Couldn't find what you looking for?


Table of Contents

Whether it is beer or wine, a Cosmo or a tequila shot, alcohol certainly induces not only behavioral but also physical changes in us. The intensity of these changes depends on the quantity of alcohol you take, and the quantity of alcohol that you consume.

When alcohol gets into your system, it is immediately decomposed in several substances, in the stomach and the liver. These substances then reach the bloodstream and other organs too, including the brain.

Instant effects of alcohol

Why does alcohol make you lose your senses? In first instance, when an alcoholic beverage reaches your stomach, the alcohol in it goes through several chemical changes, thanks to the action of certain proteins that are present in the gastric tract and the liver. These proteins are known as enzymes, and what they do is that they chemically modify alcohol, transforming it into different substances.

After the first transformation, ethanol turns into acetaldehyde, a chemical substance that is then transformed in acetate, in the liver.

Acetaldehyde is the one to blame for the silly behaviors, the excessive laughter, the anger and even the crying, or whichever feelings alcohol gets out of you.

Your genes determine your alcohol tolerance

More than 90% of the alcohol you consume in one go is eliminated through urine. This is not a fixed number, though, since it has been seen that alcohol elimination depends on the person’s genes. Are you one of those people that can drink all night and barely feel anything? Or one of those that with just a sip of gin and tonic starts feeling dizzy? 

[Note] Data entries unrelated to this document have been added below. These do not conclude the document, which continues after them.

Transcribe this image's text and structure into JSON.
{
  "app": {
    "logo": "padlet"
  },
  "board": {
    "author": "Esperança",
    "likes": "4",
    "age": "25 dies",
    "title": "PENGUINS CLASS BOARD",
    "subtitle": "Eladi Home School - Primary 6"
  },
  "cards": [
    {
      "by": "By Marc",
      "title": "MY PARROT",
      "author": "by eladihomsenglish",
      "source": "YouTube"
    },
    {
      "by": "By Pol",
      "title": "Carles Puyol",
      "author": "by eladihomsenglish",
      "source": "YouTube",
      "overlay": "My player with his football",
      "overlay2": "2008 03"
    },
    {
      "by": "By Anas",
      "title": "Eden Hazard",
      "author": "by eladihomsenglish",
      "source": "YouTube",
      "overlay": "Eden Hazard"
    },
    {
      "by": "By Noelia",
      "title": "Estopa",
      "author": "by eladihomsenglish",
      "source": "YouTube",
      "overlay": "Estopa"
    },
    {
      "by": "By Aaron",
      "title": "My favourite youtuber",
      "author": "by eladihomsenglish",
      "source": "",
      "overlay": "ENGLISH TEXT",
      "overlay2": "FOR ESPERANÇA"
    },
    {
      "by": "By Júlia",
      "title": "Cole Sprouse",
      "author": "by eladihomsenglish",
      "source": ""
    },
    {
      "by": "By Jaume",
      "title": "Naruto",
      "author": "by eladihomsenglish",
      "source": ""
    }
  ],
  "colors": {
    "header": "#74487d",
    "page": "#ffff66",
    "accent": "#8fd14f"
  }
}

Genes have to do with the level of tolerance that your body has to alcohol.

Asians for example, have a slightly different enzyme that transforms ethanol into aldehyde, compared to the enzyme that Europeans, African or Latin Americans have. This difference reduces tolerance to alcohol in people with Asian descent and causes more intense hangover symptoms.

Alcohol effects have been widely studied by scientists, but they still don’t know with certainty how this toxic substance reaches the brain, crosses the barrier that protects it and alters behaviour. The main hypothesis is that one of the products of the ethanol decomposition, which is acetaldehyde, is the one that causes the so known alcohol intoxication effects on the brain.

Alcoholic brain

Acetaldehyde travels up to the brain by binding to certain substances that are present in the blood. When reaching the brain, acetaldehyde targets specific brain areas, including the cerebellum, the frontal cortex, the limbic system and other areas.

The cerebellum regulates motor coordination

When acetaldehyde, product of alcohol metabolism, gets to the cerebellum, it alters the mechanisms that regulate movements, making it difficult for an intoxicated person to stand still and maintain balance.

The cerebral cortex, which is the outermost region of the brain, is also affected when you drink those sweet delicious Cosmos. This brain region is the one that is in charge of the thinking and rationalization abilities. When it gets disturbed, it switches off and then the person loses control of his or her behavior.

Yes, the frontal cortex is the one that tells us what is right and what is wrong and how we should behave around people.

If you have phoned your ex- under alcohol effects, this is the reason why. When the cortex is no longer functioning properly, you cannot longer make wise decisions and your behavior is based mainly on instinct. 

Continue reading after recommendations

  • QUERTEMONT, E. 2004. Genetic polymorphism in ethanol metabolism: acetaldehyde contribution to alcohol abuse and alcoholism. Mol Psychiatry, 9, 570-81.
  • Mindmap by
  • Photo courtesy of Daniel M. Hendricks by Flickr :

Your thoughts on this

User avatar Guest